THERE was a campaign back in the 1970s that encouraged you to wash your hands.
It was one of around 200 campaigns that were rolled out in a couple of decades that aimed to steer public thinking and behaviour towards preferred directions.
The wash your hands campaign was aimed at keeping illnesses like leprosy, tuberculosis and cholear at bay. And while the general levels of hygiene have improved significantly over the decades, the threat of the novel coronavirus (2019-nCoV) reminds us to continue with these hygienic practises.
What’s unsettling about nCoV is what’s unknown about it. On its site, the World Health Organization says “It is still not known how long the 2019-nCoV virus survives on surfaces, although preliminary information suggests the virus may survive a few hours. Simple disinfectants can kill the virus making it no longer possible to infect people.”

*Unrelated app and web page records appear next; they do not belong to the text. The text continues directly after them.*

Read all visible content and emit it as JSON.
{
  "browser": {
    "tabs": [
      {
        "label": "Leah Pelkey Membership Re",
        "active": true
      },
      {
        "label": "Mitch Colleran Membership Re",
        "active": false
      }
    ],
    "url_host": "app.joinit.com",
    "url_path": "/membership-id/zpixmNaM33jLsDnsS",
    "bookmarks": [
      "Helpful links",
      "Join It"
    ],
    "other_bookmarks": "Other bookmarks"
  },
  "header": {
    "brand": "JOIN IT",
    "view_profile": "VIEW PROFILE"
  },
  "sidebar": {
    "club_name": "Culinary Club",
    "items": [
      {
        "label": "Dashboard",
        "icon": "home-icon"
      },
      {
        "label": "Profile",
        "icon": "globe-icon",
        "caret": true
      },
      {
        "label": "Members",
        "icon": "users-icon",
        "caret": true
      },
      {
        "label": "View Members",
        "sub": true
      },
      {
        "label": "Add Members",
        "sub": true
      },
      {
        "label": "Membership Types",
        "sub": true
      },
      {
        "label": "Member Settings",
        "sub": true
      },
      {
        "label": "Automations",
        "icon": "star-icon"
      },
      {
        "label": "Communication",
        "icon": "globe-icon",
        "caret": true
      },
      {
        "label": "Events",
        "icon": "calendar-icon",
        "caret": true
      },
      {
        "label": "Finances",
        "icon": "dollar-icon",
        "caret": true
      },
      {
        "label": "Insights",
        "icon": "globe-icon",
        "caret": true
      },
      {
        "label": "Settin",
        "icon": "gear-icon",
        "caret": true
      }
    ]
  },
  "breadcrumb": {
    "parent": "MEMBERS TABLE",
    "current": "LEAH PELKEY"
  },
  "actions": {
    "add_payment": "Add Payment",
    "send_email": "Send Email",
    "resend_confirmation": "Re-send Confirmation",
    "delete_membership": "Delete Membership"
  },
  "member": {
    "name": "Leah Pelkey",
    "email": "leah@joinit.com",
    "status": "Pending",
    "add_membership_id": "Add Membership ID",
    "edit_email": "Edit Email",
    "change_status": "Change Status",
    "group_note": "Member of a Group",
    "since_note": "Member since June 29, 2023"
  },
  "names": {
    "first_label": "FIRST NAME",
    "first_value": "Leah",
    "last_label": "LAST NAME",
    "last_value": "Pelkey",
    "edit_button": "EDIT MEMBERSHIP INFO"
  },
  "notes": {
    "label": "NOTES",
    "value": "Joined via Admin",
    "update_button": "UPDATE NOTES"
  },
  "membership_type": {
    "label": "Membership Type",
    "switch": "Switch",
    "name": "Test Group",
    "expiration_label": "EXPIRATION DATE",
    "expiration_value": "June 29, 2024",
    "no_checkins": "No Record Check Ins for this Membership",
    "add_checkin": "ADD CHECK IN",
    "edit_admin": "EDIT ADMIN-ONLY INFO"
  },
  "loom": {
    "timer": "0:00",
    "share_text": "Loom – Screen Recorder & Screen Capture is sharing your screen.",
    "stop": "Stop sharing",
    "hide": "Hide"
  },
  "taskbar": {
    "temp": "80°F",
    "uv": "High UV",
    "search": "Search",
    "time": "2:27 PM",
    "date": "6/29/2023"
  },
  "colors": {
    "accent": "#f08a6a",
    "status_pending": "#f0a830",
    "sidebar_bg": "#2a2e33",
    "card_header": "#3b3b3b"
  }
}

But what if you’re at a restaurant and someone sneezes within a metre of your washed cutlery? Did the waiter wash his/her hands before placing your cutlery at your table?
Maybe your best bet might be to revisit the urgings of the ’70s and wash your hands…and eat with them.
What did we do before cutlery was invented and spawned an entire flatware industry?
In India, Africa and the Middle-East, the art of eating with your hands still prevails. In Ayurvedic texts, each finger is viewed as an extension of the elements — space, air, fire, water and earth — and when you touch the food with your hands, you build a physical and spiritual connection with what you are eating.
Remember to eat with your right hand, and it should be alright.